■ Work instruction: Report the number of lines below in which the word "this" occurs. Nothing else is needed.

── Provided data ──

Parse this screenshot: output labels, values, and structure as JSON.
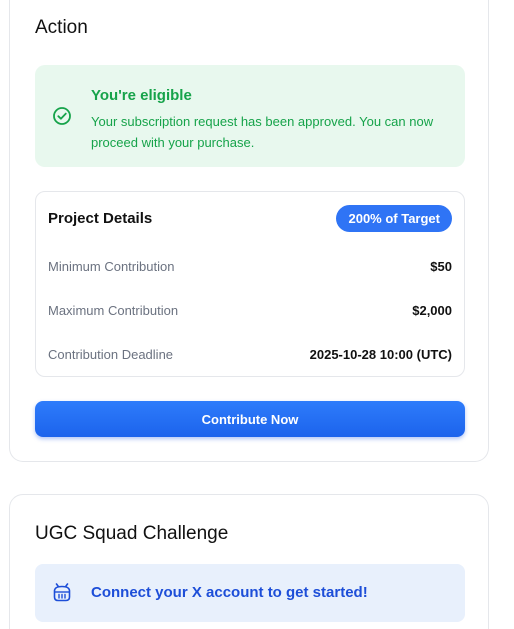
{
  "action": {
    "title": "Action",
    "eligibility": {
      "title": "You're eligible",
      "message": "Your subscription request has been approved. You can now proceed with your purchase.",
      "icon": "check-circle-icon",
      "color": "#16a34a"
    },
    "project_details": {
      "title": "Project Details",
      "badge": "200% of Target",
      "rows": [
        {
          "label": "Minimum Contribution",
          "value": "$50"
        },
        {
          "label": "Maximum Contribution",
          "value": "$2,000"
        },
        {
          "label": "Contribution Deadline",
          "value": "2025-10-28 10:00 (UTC)"
        }
      ]
    },
    "contribute_label": "Contribute Now",
    "accent": "#2f74f5"
  },
  "ugc": {
    "title": "UGC Squad Challenge",
    "connect_text": "Connect your X account to get started!",
    "icon": "robot-icon"
  }
}
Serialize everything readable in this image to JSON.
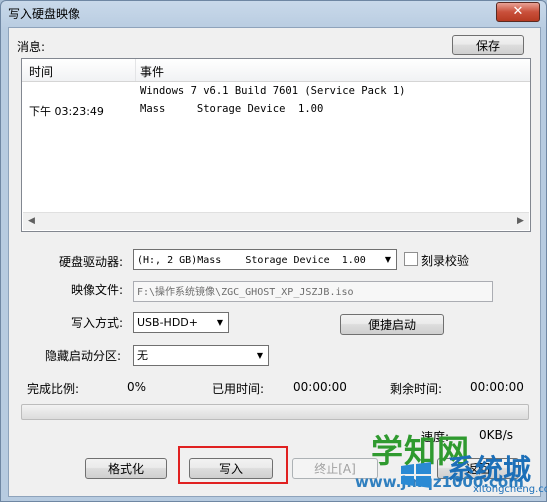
{
  "window": {
    "title": "写入硬盘映像",
    "close_symbol": "✕"
  },
  "messages": {
    "label": "消息:",
    "save_button": "保存",
    "columns": [
      "时间",
      "事件"
    ],
    "rows": [
      {
        "time": "",
        "event": "Windows 7 v6.1 Build 7601 (Service Pack 1)"
      },
      {
        "time": "下午 03:23:49",
        "event": "Mass     Storage Device  1.00"
      }
    ]
  },
  "form": {
    "drive_label": "硬盘驱动器:",
    "drive_value": "(H:, 2 GB)Mass    Storage Device  1.00",
    "verify_label": "刻录校验",
    "image_label": "映像文件:",
    "image_value": "F:\\操作系统镜像\\ZGC_GHOST_XP_JSZJB.iso",
    "method_label": "写入方式:",
    "method_value": "USB-HDD+",
    "quick_boot_button": "便捷启动",
    "hidden_partition_label": "隐藏启动分区:",
    "hidden_partition_value": "无"
  },
  "status": {
    "complete_label": "完成比例:",
    "complete_value": "0%",
    "elapsed_label": "已用时间:",
    "elapsed_value": "00:00:00",
    "remaining_label": "剩余时间:",
    "remaining_value": "00:00:00",
    "progress": 0,
    "speed_label": "速度:",
    "speed_value": "0KB/s"
  },
  "buttons": {
    "format": "格式化",
    "write": "写入",
    "abort": "终止[A]",
    "back": "返回"
  },
  "watermark": {
    "line1": "学知网",
    "line2": "www.jmqz1000.com",
    "line3": "系统城",
    "line4": "xitongcheng.com"
  },
  "colors": {
    "highlight": "#e02020",
    "progress": "#06b025",
    "title_bar": "#b7cbe0"
  }
}
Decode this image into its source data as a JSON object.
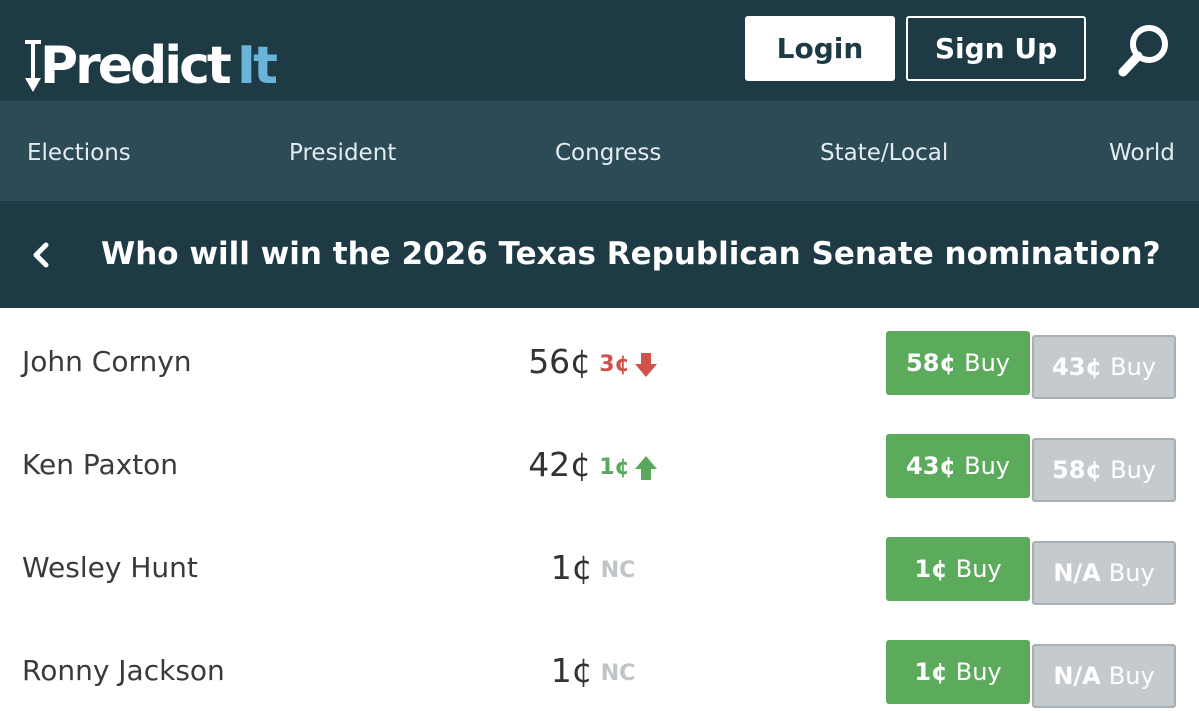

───

■ Result: 3